***** Exercise data *****
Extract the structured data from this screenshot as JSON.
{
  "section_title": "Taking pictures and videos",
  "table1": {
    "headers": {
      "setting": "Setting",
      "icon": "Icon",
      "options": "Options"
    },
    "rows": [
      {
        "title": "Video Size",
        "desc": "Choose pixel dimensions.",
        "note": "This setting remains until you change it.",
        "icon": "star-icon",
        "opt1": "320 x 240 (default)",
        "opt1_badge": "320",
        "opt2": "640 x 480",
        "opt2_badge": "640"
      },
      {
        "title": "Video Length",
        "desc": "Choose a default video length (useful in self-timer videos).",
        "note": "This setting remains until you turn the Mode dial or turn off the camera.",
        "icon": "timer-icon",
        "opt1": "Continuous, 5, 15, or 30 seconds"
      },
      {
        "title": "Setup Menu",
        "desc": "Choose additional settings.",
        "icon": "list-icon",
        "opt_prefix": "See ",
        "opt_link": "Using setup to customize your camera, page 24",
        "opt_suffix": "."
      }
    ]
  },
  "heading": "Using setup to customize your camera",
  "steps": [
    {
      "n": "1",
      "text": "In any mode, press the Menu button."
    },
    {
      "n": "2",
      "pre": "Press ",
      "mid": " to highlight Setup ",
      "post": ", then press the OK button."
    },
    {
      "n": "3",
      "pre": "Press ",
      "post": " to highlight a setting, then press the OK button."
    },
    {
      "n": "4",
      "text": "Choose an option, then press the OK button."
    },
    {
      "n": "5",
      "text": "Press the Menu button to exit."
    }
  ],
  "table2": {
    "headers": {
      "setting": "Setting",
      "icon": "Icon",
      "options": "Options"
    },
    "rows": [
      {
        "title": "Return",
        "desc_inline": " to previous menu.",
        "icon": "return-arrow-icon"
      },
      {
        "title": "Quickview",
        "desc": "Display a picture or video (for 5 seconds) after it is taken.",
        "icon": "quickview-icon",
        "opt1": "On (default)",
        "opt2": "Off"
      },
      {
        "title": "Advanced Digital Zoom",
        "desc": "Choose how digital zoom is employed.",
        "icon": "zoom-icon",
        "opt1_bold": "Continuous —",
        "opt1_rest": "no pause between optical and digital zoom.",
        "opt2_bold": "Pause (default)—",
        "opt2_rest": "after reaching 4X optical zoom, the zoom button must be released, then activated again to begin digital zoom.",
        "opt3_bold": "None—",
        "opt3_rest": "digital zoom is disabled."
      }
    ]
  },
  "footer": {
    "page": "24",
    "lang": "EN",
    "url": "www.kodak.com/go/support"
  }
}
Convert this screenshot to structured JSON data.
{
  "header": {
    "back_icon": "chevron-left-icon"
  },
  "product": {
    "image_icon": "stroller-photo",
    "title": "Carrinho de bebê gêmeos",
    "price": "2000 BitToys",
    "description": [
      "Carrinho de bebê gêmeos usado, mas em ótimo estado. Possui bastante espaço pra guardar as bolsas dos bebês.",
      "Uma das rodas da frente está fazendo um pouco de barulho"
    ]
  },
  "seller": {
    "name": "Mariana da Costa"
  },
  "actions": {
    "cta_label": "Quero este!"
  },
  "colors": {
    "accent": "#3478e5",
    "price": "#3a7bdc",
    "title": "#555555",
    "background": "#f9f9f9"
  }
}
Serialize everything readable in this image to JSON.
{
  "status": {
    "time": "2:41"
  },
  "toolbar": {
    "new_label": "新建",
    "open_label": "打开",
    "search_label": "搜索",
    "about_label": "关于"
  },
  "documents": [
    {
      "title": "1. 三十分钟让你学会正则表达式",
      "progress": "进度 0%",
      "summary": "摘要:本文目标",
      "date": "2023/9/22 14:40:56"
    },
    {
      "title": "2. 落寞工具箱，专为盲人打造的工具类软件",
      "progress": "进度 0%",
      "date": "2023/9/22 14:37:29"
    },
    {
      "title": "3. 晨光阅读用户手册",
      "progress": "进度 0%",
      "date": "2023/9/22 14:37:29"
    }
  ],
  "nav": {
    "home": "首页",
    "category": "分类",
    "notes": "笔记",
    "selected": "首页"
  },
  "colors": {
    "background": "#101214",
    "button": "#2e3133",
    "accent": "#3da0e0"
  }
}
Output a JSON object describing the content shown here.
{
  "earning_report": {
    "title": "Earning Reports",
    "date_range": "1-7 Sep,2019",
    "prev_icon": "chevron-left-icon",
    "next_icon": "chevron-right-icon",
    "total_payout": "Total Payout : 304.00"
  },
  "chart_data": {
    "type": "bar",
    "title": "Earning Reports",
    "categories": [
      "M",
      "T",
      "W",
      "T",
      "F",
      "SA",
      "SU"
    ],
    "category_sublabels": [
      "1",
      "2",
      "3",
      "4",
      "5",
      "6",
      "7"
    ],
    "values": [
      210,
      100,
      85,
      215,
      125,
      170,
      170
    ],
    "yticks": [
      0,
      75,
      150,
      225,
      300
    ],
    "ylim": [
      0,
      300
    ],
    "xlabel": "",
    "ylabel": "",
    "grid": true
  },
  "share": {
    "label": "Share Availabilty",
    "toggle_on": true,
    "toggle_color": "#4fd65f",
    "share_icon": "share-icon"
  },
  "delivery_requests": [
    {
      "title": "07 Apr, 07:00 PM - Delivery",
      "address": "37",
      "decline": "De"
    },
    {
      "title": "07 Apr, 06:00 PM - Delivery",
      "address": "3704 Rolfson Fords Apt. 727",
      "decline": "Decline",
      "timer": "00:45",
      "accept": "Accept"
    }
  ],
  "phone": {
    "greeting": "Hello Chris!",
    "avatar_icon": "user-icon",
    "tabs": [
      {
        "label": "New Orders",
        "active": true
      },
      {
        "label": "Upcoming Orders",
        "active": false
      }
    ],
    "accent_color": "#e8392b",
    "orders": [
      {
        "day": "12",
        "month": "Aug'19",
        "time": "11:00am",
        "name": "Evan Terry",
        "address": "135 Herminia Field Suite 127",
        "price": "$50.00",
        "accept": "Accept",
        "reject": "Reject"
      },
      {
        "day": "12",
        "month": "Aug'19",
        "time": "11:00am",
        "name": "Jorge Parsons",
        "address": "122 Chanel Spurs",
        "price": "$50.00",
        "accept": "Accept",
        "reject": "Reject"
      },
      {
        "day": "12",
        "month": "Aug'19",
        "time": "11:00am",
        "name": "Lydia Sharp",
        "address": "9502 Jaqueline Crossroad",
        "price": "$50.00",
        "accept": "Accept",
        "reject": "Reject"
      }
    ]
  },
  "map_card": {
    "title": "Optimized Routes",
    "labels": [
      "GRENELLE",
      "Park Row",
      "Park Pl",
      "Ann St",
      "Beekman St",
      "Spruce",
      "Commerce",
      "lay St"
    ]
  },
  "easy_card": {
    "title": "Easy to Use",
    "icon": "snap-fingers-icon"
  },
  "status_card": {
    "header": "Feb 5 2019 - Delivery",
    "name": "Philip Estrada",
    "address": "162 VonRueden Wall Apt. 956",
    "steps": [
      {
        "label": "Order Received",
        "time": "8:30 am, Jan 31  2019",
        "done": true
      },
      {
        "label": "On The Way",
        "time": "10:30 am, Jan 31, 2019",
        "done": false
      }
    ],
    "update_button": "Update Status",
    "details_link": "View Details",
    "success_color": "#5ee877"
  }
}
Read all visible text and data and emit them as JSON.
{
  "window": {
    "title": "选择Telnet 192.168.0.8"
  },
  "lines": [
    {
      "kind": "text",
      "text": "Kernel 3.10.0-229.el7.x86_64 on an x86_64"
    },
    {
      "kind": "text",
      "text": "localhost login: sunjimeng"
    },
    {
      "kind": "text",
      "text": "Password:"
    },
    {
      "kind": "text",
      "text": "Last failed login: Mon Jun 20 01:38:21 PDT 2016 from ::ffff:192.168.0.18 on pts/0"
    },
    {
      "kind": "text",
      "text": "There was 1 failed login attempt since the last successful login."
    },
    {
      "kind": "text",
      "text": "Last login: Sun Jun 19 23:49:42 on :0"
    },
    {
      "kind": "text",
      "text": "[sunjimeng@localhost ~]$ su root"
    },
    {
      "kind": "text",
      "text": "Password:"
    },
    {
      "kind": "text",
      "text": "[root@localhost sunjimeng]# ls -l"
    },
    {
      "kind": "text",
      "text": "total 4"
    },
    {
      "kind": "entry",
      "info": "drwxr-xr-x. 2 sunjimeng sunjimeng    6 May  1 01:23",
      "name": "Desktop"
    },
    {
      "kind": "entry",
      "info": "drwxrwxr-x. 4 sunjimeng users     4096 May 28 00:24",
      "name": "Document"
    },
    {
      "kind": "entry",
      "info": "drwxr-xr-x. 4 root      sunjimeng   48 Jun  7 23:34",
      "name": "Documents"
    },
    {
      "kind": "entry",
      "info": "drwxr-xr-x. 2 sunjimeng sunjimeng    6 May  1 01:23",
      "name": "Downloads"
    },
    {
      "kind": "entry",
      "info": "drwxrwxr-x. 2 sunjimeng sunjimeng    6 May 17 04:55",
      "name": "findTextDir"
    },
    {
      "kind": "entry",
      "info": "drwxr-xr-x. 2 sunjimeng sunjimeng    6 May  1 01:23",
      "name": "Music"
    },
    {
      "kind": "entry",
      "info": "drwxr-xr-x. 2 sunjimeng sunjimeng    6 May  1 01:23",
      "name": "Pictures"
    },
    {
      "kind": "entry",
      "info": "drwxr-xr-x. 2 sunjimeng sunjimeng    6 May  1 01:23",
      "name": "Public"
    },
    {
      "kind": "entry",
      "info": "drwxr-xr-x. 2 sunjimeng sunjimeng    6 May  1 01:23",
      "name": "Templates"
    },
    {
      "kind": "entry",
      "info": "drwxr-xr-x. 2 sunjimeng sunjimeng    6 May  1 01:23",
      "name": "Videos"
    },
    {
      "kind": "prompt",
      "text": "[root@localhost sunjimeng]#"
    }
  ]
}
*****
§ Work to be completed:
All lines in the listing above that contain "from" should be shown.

§ Answer box:
Extract the structured data from this screenshot as JSON.
      "text": "Last failed login: Mon Jun 20 01:38:21 PDT 2016 from ::ffff:192.168.0.18 on pts/0"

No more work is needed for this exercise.